Building back trust

New data have provided more clarity on the findings of the WHI, but the impact of the original WHI data published in 2002 and the reaction from patients had ripple effects that continue today.

“There continues to be some confusion and anxiety about use of HT,” Manson said. “But it has decreased substantially since the early 2000s, the years shortly after the publication of the main WHI findings for estrogen plus progestin.”

Some fears surrounding HT have subsided as a new generation of younger women who do not have a memory of the WHI findings being big news in 2002 are now beginning to use menopausal HT.

“The women that are starting to use HT now, the Generation X women, are different than the baby boomers,” Thacker said. “They weren’t constantly exposed to negative headlines and we’re not really seeing negative headlines about HT like we constantly were 20 years ago. I think the media plays a huge influence. Women use the internet for health information, and now this generation of women that is entering menopause, they’re savvy. They know how to seek out different sources of information and it’s a lot easier than 20 years ago.”

Another effect the 2002 WHI news had on the HT market was to open the door for compounded bioidentical hormones, products that are marketed to women as safer and more effective alternatives to menopausal HT. In recent years, medical societies, including the National Academy of Medicine, Science and Engineering, NAMS and the Endocrine Society, have moved to discourage women from taking the formulations, which are not approved by the FDA and can have dose inconsistencies and impurities.

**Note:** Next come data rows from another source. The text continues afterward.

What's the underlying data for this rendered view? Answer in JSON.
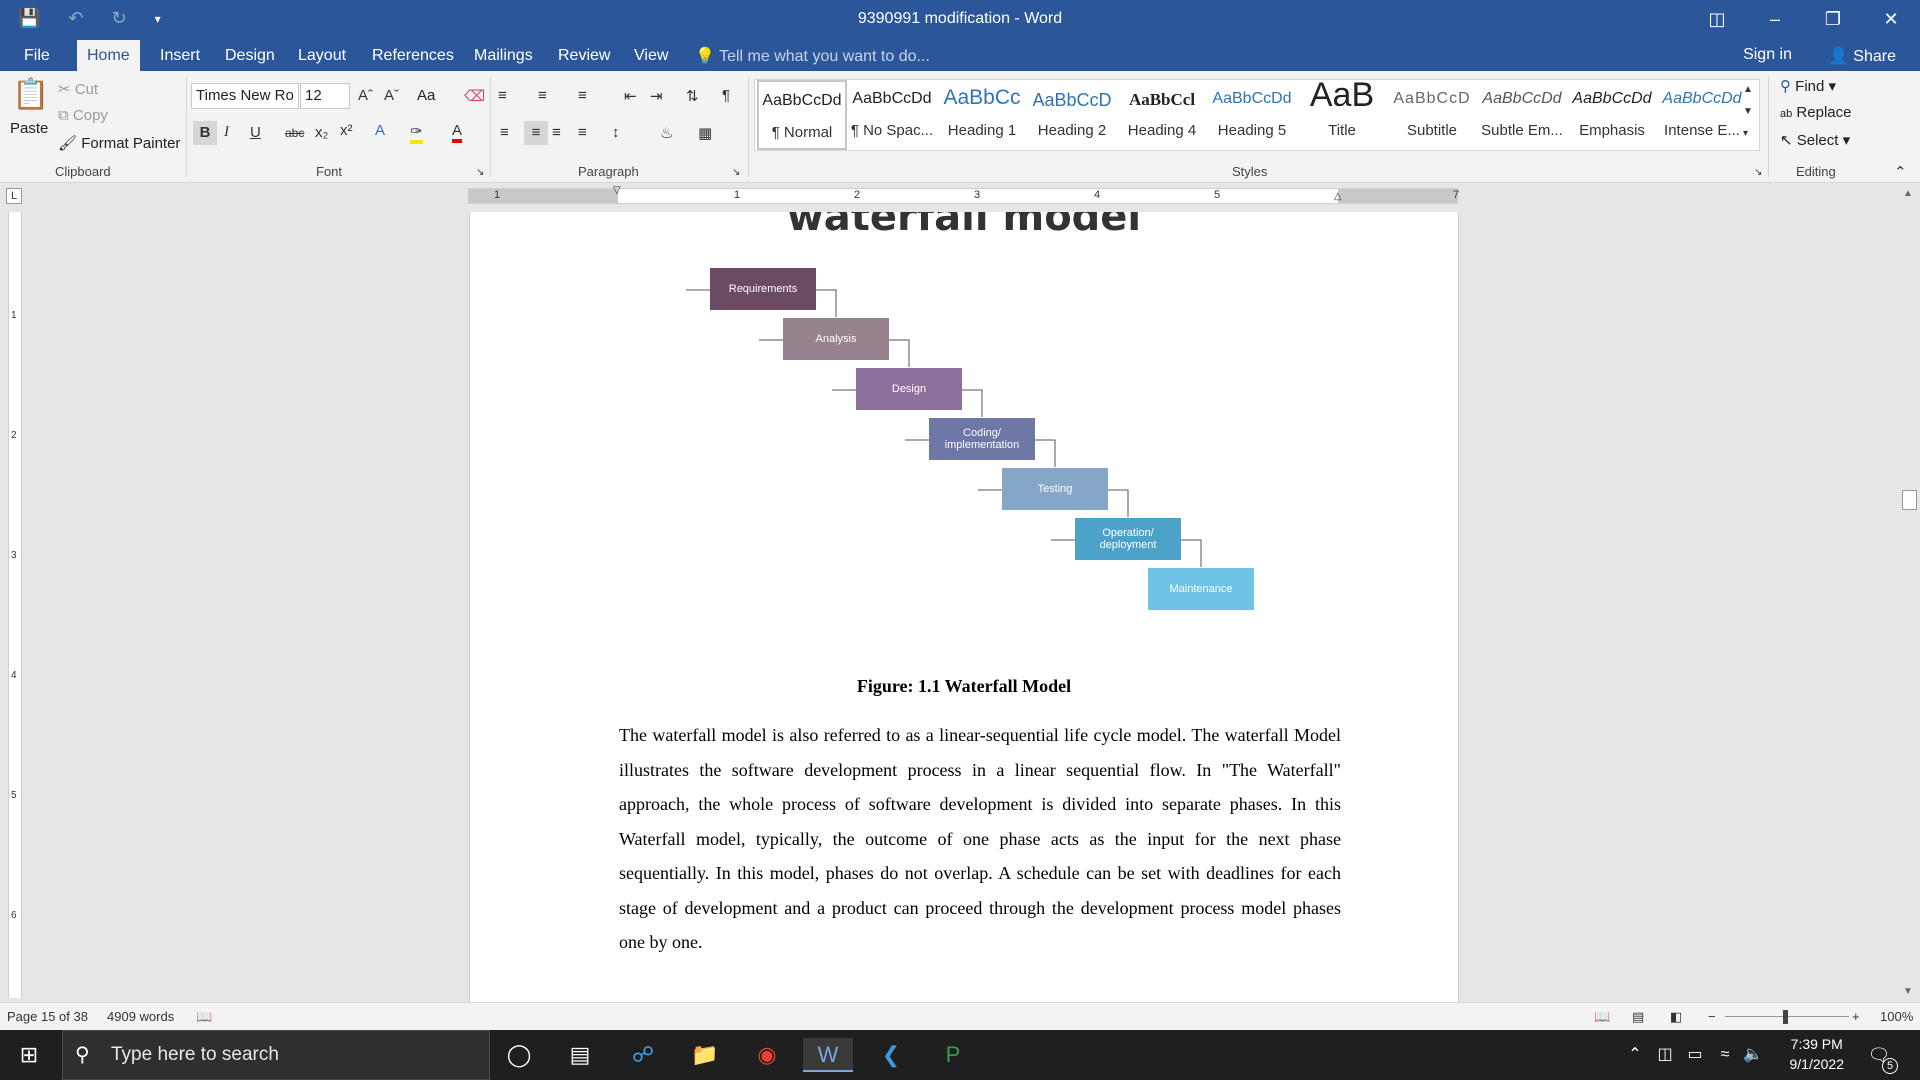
{
  "window": {
    "title": "9390991 modification - Word",
    "controls": [
      "ribbon-display-icon",
      "minimize-icon",
      "restore-icon",
      "close-icon"
    ]
  },
  "quick_access": [
    "save-icon",
    "undo-icon",
    "redo-icon",
    "customize-icon"
  ],
  "menu": {
    "tabs": [
      "File",
      "Home",
      "Insert",
      "Design",
      "Layout",
      "References",
      "Mailings",
      "Review",
      "View"
    ],
    "active_tab": "Home",
    "tell_me": "Tell me what you want to do...",
    "sign_in": "Sign in",
    "share": "Share"
  },
  "ribbon": {
    "clipboard": {
      "label": "Clipboard",
      "paste": "Paste",
      "cut": "Cut",
      "copy": "Copy",
      "format_painter": "Format Painter"
    },
    "font": {
      "label": "Font",
      "font_name": "Times New Ro",
      "font_size": "12",
      "change_case": "Aa"
    },
    "paragraph": {
      "label": "Paragraph"
    },
    "styles": {
      "label": "Styles",
      "items": [
        {
          "preview": "AaBbCcDd",
          "name": "¶ Normal"
        },
        {
          "preview": "AaBbCcDd",
          "name": "¶ No Spac..."
        },
        {
          "preview": "AaBbCc",
          "name": "Heading 1"
        },
        {
          "preview": "AaBbCcD",
          "name": "Heading 2"
        },
        {
          "preview": "AaBbCcl",
          "name": "Heading 4"
        },
        {
          "preview": "AaBbCcDd",
          "name": "Heading 5"
        },
        {
          "preview": "AaB",
          "name": "Title"
        },
        {
          "preview": "AaBbCcD",
          "name": "Subtitle"
        },
        {
          "preview": "AaBbCcDd",
          "name": "Subtle Em..."
        },
        {
          "preview": "AaBbCcDd",
          "name": "Emphasis"
        },
        {
          "preview": "AaBbCcDd",
          "name": "Intense E..."
        }
      ]
    },
    "editing": {
      "label": "Editing",
      "find": "Find",
      "replace": "Replace",
      "select": "Select"
    }
  },
  "ruler": {
    "h_numbers": [
      "1",
      "1",
      "2",
      "3",
      "4",
      "5",
      "7"
    ],
    "v_numbers": [
      "1",
      "2",
      "3",
      "4",
      "5",
      "6"
    ]
  },
  "document": {
    "heading": "waterfall model",
    "diagram": {
      "phases": [
        {
          "label": "Requirements",
          "color": "#6b4a63"
        },
        {
          "label": "Analysis",
          "color": "#97818f"
        },
        {
          "label": "Design",
          "color": "#8f6f9c"
        },
        {
          "label": "Coding/ implementation",
          "color": "#6e77a6"
        },
        {
          "label": "Testing",
          "color": "#86a6c8"
        },
        {
          "label": "Operation/ deployment",
          "color": "#4da2c9"
        },
        {
          "label": "Maintenance",
          "color": "#6cc3e3"
        }
      ]
    },
    "caption": "Figure: 1.1 Waterfall Model",
    "paragraph": "The waterfall model is also referred to as a linear-sequential life cycle model. The waterfall Model illustrates the software development process in a linear sequential flow. In \"The Waterfall\" approach, the whole process of software development is divided into separate phases. In this Waterfall model, typically, the outcome of one phase acts as the input for the next phase sequentially.  In this model, phases do not overlap. A schedule can be set with deadlines for each stage of development and a product can proceed through the development process model phases one by one."
  },
  "status": {
    "page": "Page 15 of 38",
    "words": "4909 words",
    "zoom": "100%"
  },
  "taskbar": {
    "search_placeholder": "Type here to search",
    "time": "7:39 PM",
    "date": "9/1/2022",
    "notifications": "5"
  }
}
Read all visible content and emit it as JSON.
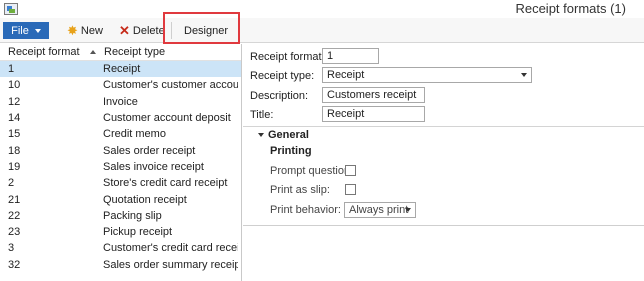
{
  "window": {
    "title": "Receipt formats (1)"
  },
  "toolbar": {
    "file_label": "File",
    "new_label": "New",
    "delete_label": "Delete",
    "designer_label": "Designer"
  },
  "list": {
    "headers": {
      "format": "Receipt format",
      "type": "Receipt type"
    },
    "rows": [
      {
        "format": "1",
        "type": "Receipt"
      },
      {
        "format": "10",
        "type": "Customer's customer account rec"
      },
      {
        "format": "12",
        "type": "Invoice"
      },
      {
        "format": "14",
        "type": "Customer account deposit"
      },
      {
        "format": "15",
        "type": "Credit memo"
      },
      {
        "format": "18",
        "type": "Sales order receipt"
      },
      {
        "format": "19",
        "type": "Sales invoice receipt"
      },
      {
        "format": "2",
        "type": "Store's credit card receipt"
      },
      {
        "format": "21",
        "type": "Quotation receipt"
      },
      {
        "format": "22",
        "type": "Packing slip"
      },
      {
        "format": "23",
        "type": "Pickup receipt"
      },
      {
        "format": "3",
        "type": "Customer's credit card receipt"
      },
      {
        "format": "32",
        "type": "Sales order summary receipt"
      }
    ],
    "selected_index": 0
  },
  "details": {
    "receipt_format_label": "Receipt format:",
    "receipt_format_value": "1",
    "receipt_type_label": "Receipt type:",
    "receipt_type_value": "Receipt",
    "description_label": "Description:",
    "description_value": "Customers receipt",
    "title_label": "Title:",
    "title_value": "Receipt"
  },
  "general": {
    "heading": "General",
    "subheading": "Printing",
    "prompt_question_label": "Prompt question:",
    "prompt_question_checked": false,
    "print_as_slip_label": "Print as slip:",
    "print_as_slip_checked": false,
    "print_behavior_label": "Print behavior:",
    "print_behavior_value": "Always print"
  },
  "colors": {
    "file_button": "#2a6ab8",
    "selected_row": "#cce4f7",
    "highlight": "#e0393e"
  }
}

Instead of compounded hormones, researchers look toward nonhormonal options that could provide an alternative to HT. In 2014, the FDA approved 7.5 mg paroxetine (Brisdelle, Noven Pharmaceuticals), a selective serotonin reuptake inhibitor, for the treatment of moderate to severe vasomotor symptoms.

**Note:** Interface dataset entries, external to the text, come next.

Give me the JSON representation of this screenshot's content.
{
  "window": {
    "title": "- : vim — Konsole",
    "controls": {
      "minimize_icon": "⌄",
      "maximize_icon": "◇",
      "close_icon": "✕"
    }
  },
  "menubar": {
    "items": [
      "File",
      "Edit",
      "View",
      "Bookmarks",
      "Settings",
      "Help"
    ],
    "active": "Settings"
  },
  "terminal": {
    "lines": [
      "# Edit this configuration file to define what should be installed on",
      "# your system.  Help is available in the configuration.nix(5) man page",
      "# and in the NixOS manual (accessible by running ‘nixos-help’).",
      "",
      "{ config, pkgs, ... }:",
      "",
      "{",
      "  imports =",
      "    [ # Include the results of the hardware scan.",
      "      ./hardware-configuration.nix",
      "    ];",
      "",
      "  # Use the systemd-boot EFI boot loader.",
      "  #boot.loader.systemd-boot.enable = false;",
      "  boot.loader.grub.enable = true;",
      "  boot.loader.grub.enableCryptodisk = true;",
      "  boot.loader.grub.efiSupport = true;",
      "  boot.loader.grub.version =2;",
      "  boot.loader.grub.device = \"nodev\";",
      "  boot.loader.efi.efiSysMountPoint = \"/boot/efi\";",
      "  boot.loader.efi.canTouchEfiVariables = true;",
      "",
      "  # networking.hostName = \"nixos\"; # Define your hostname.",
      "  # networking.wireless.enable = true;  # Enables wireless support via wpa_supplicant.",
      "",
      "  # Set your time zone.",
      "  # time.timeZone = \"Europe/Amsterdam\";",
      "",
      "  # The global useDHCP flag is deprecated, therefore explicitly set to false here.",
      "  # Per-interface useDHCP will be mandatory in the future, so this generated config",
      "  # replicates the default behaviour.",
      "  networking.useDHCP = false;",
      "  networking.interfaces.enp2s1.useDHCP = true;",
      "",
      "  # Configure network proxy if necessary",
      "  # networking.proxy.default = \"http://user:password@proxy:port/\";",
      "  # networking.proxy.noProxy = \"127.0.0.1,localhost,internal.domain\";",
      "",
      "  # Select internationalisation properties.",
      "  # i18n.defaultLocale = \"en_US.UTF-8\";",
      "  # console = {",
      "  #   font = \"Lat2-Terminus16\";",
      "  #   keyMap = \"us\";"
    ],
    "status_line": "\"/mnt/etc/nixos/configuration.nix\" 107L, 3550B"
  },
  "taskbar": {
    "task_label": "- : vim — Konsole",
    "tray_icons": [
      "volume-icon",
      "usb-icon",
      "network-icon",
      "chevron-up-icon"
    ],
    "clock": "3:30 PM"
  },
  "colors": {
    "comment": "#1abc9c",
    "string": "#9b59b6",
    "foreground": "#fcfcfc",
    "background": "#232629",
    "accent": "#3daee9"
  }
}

A new nonhormonal option currently in clinical trials is fezolinetant (Astellas Pharma), a selective neurokinin-3 receptor antagonist that blocks neurokinin B binding on the kisspeptin/neurokinin/dynorphin neuron in the hypothalamus to reduce the amount and severity of vasomotor symptoms. As Healio previously reported, women taking 30 mg or 45 mg of once-daily fezolinetant had reductions in the number and severity of hot flashes at 4 weeks and 12 weeks compared with placebo. Minkin said the agent, once approved, could give providers another effective alternative for women who cannot take HT.

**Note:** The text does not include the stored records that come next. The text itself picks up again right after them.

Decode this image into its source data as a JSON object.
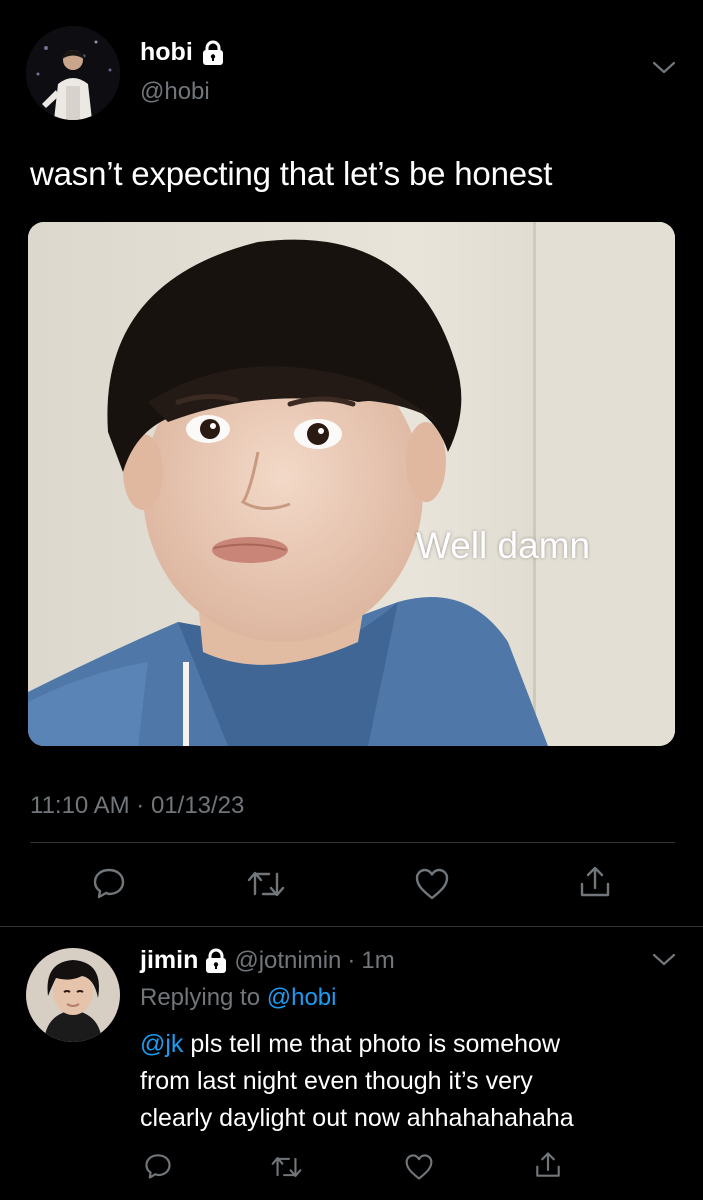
{
  "tweet": {
    "author_name": "hobi",
    "author_handle": "@hobi",
    "text": "wasn’t expecting that let’s be honest",
    "media_caption": "Well damn",
    "timestamp": "11:10 AM · 01/13/23",
    "icons": [
      "lock-icon",
      "chevron-down-icon",
      "reply-icon",
      "retweet-icon",
      "like-icon",
      "share-icon"
    ]
  },
  "reply": {
    "author_name": "jimin",
    "author_handle": "@jotnimin",
    "separator": "·",
    "age": "1m",
    "replying_prefix": "Replying to",
    "replying_to": "@hobi",
    "mention": "@jk",
    "body_line1": " pls tell me that photo is somehow",
    "body_line2": "from last night even though it’s very",
    "body_line3": "clearly daylight out now ahhahahahaha"
  },
  "colors": {
    "background": "#000000",
    "primary_text": "#ffffff",
    "secondary_text": "#71767b",
    "accent": "#1d9bf0",
    "divider": "#2f3336"
  }
}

“These drugs I hope are going to be really helpful for women with breast cancer who I can’t give estrogen to,” Minkin said. “These drugs are not a substitute for estrogen. They’re great and are going to help with hot flashes tremendously, much better than anything else we have other than estrogen right now. But it’s still not going to take care of their skin, it’s still not going to take care of their vagina, it’s not going to prevent osteoporosis. It’s a great drug, but it doesn’t do all the stuff that estrogen does. I don’t think it’s going to be a replacement, but it’s going to be another option that we have.”


Anderson GL, et al. JAMA. 2004;doi:10.1001/jama.291.14.1701.

Compounded Bioidentical Hormone Therapy. www.endocrine.org/advocacy/position-statements/compounded-bioidentical-hormone-therapy. Published Oct. 2, 2019. Accessed March 31, 2022.

Kolata G. Study is halted over risk seen in cancer risk. The New York Times. www.nytimes.com/2002/07/09/us/study-is-halted-over-rise-seen-in-cancer-risk.html. Published July 9, 2002. Accessed March 31, 2022.

Manson JE, et al. N Engl J Med. 2003;doi:10.1056/NEJMoa030808.

Manson JE, et al. JAMA. 2013;doi:10.1001/jama.2013.278040.

Minkin MJ. Obstet Gynecol Clin N Am. 2019;doi:10.1016/j.ogc.2019.04.008

NAMS Advisory Panel. Menopause. 2017;doi:10.1097/GME.0000000000000921.

Rossouw JE, et al. JAMA. 2002;doi:10.1001/jama.288.3.321.

For more information:

JoAnn E. Manson, MD, DrPH, MACP, can be reached at jmanson@rics.bwh.harvard.edu.

Mary Jane Minkin, MD, FACOG, can be reached at maryjane.minkin@yale.edu.

Nanette Santoro, MD, can be reached at nanette.santoro@cuanschutz.edu.

Holly L. Thacker, MD, FACP, CCD, NCMP, can be reached at thackeh@ccf.org or www.speakingofwomenshealth.com.